Exercise |
The lines to copy are those in the records below that hold the word "Reference".

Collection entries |
──────────
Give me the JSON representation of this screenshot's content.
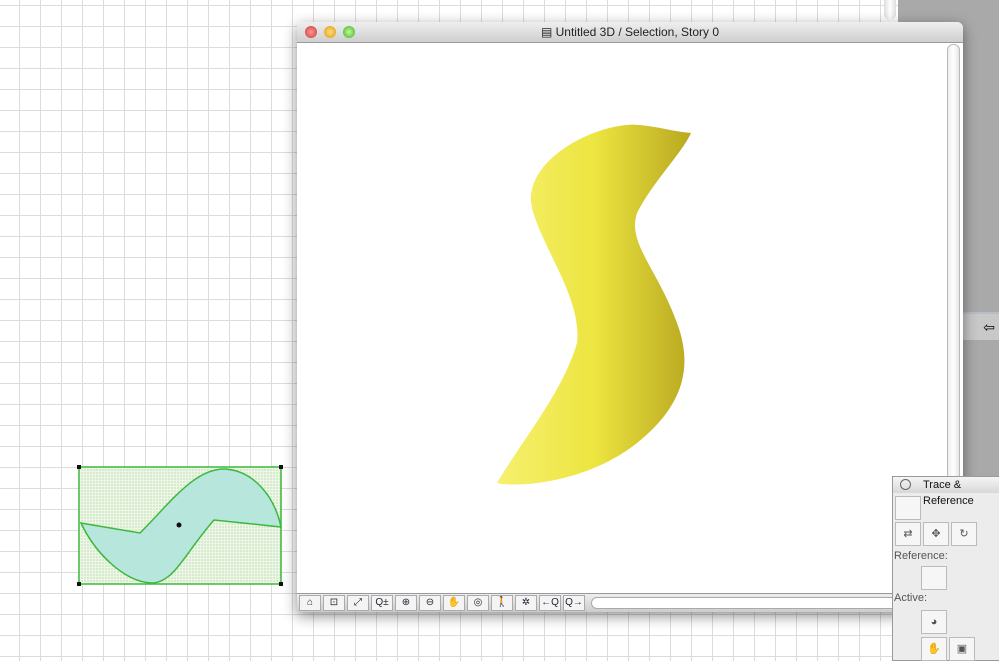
{
  "window": {
    "title": "Untitled 3D / Selection, Story 0"
  },
  "toolbar": {
    "buttons": [
      {
        "name": "3d-view-settings-icon",
        "glyph": "⌂"
      },
      {
        "name": "zoom-window-icon",
        "glyph": "⊡"
      },
      {
        "name": "fit-in-window-icon",
        "glyph": "⤢"
      },
      {
        "name": "zoom-in-out-icon",
        "glyph": "Q±"
      },
      {
        "name": "zoom-in-icon",
        "glyph": "⊕"
      },
      {
        "name": "zoom-out-icon",
        "glyph": "⊖"
      },
      {
        "name": "pan-hand-icon",
        "glyph": "✋"
      },
      {
        "name": "orbit-icon",
        "glyph": "◎"
      },
      {
        "name": "walk-icon",
        "glyph": "🚶"
      },
      {
        "name": "explore-icon",
        "glyph": "✲"
      },
      {
        "name": "previous-zoom-icon",
        "glyph": "←Q"
      },
      {
        "name": "next-zoom-icon",
        "glyph": "Q→"
      }
    ]
  },
  "palette": {
    "title": "Trace & Reference",
    "reference_label": "Reference:",
    "active_label": "Active:"
  },
  "colors": {
    "shape": "#e8e040",
    "selection": "#3cb83c"
  }
}
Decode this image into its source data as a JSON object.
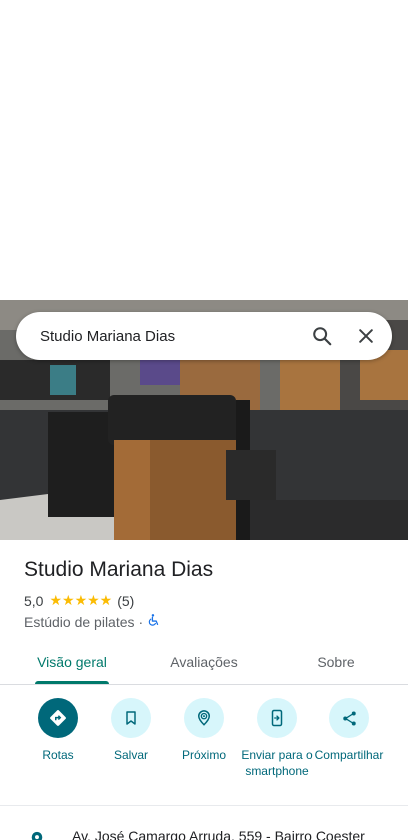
{
  "search": {
    "query": "Studio Mariana Dias"
  },
  "place": {
    "name": "Studio Mariana Dias",
    "rating": "5,0",
    "stars": "★★★★★",
    "review_count": "(5)",
    "category": "Estúdio de pilates",
    "separator": "·"
  },
  "tabs": [
    {
      "label": "Visão geral",
      "active": true
    },
    {
      "label": "Avaliações",
      "active": false
    },
    {
      "label": "Sobre",
      "active": false
    }
  ],
  "actions": [
    {
      "label": "Rotas",
      "icon": "directions-icon"
    },
    {
      "label": "Salvar",
      "icon": "bookmark-icon"
    },
    {
      "label": "Próximo",
      "icon": "nearby-icon"
    },
    {
      "label": "Enviar para o smartphone",
      "icon": "send-to-phone-icon"
    },
    {
      "label": "Compartilhar",
      "icon": "share-icon"
    }
  ],
  "address": {
    "text": "Av. José Camargo Arruda, 559 - Bairro Coester"
  },
  "colors": {
    "accent": "#00687a",
    "tab_active": "#00796b",
    "action_bg": "#d7f6fb",
    "star": "#fbbc04"
  }
}
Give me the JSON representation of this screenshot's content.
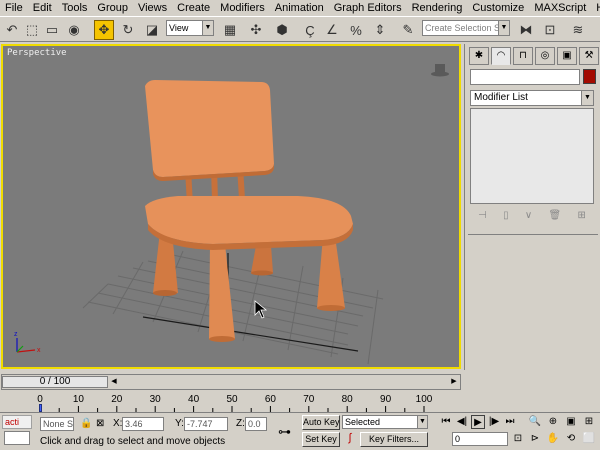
{
  "menu": [
    "File",
    "Edit",
    "Tools",
    "Group",
    "Views",
    "Create",
    "Modifiers",
    "Animation",
    "Graph Editors",
    "Rendering",
    "Customize",
    "MAXScript",
    "Help"
  ],
  "toolbar": {
    "coord_system": "View",
    "selection_set": "Create Selection Set"
  },
  "viewport": {
    "label": "Perspective",
    "border_color": "#f0dc00",
    "chair_color": "#e0874d"
  },
  "command_panel": {
    "tabs": [
      "create-tab",
      "modify-tab",
      "hierarchy-tab",
      "motion-tab",
      "display-tab",
      "utilities-tab"
    ],
    "modifier_list": "Modifier List",
    "color_swatch": "#a30b00"
  },
  "time_slider": {
    "frame_label": "0 / 100",
    "current": 0,
    "total": 100
  },
  "trackbar": {
    "ticks": [
      "0",
      "10",
      "20",
      "30",
      "40",
      "50",
      "60",
      "70",
      "80",
      "90",
      "100"
    ]
  },
  "status": {
    "script_box": "acti",
    "selection": "None S",
    "x_label": "X:",
    "x_value": "3.46",
    "y_label": "Y:",
    "y_value": "-7.747",
    "z_label": "Z:",
    "z_value": "0.0",
    "prompt": "Click and drag to select and move objects",
    "auto_key": "Auto Key",
    "set_key": "Set Key",
    "key_mode": "Selected",
    "key_filters": "Key Filters...",
    "frame_field": "0"
  }
}
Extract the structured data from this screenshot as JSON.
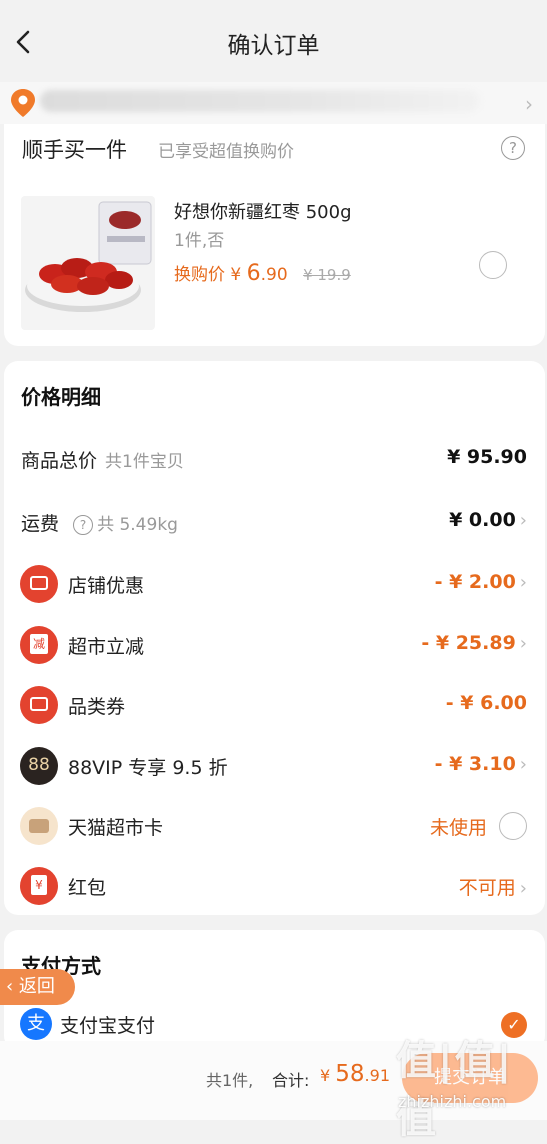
{
  "header": {
    "title": "确认订单"
  },
  "addon": {
    "title": "顺手买一件",
    "subtitle": "已享受超值换购价",
    "help_icon": "?",
    "product": {
      "name": "好想你新疆红枣 500g",
      "spec": "1件,否",
      "price_prefix": "换购价 ¥ ",
      "price_int": "6",
      "price_dec": ".90",
      "orig_price": "¥ 19.9"
    }
  },
  "price_detail": {
    "title": "价格明细",
    "goods_total": {
      "label": "商品总价",
      "sub": "共1件宝贝",
      "value": "¥ 95.90"
    },
    "shipping": {
      "label": "运费",
      "sub": "共 5.49kg",
      "value": "¥ 0.00"
    },
    "shop_discount": {
      "label": "店铺优惠",
      "value": "- ¥ 2.00"
    },
    "market_discount": {
      "label": "超市立减",
      "icon_text": "减",
      "value": "- ¥ 25.89"
    },
    "category_coupon": {
      "label": "品类券",
      "value": "- ¥ 6.00"
    },
    "vip": {
      "label": "88VIP 专享 9.5 折",
      "icon_text": "88",
      "value": "- ¥ 3.10"
    },
    "tmall_card": {
      "label": "天猫超市卡",
      "value": "未使用"
    },
    "red_packet": {
      "label": "红包",
      "icon_text": "¥",
      "value": "不可用"
    }
  },
  "payment": {
    "title": "支付方式",
    "method": {
      "label": "支付宝支付",
      "icon_text": "支"
    }
  },
  "float_back": {
    "label": "返回"
  },
  "footer": {
    "count": "共1件,",
    "total_label": "合计:",
    "currency": "¥ ",
    "amount_int": "58",
    "amount_dec": ".91",
    "submit": "提交订单"
  },
  "watermark": {
    "text": "值|值|值",
    "url": "zhizhizhi.com"
  },
  "colors": {
    "accent": "#e66a1d",
    "red_icon": "#e3432f",
    "alipay": "#1677ff"
  }
}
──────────
Reply to the exercise |
    "title": "Trace & Reference",
    "reference_label": "Reference:",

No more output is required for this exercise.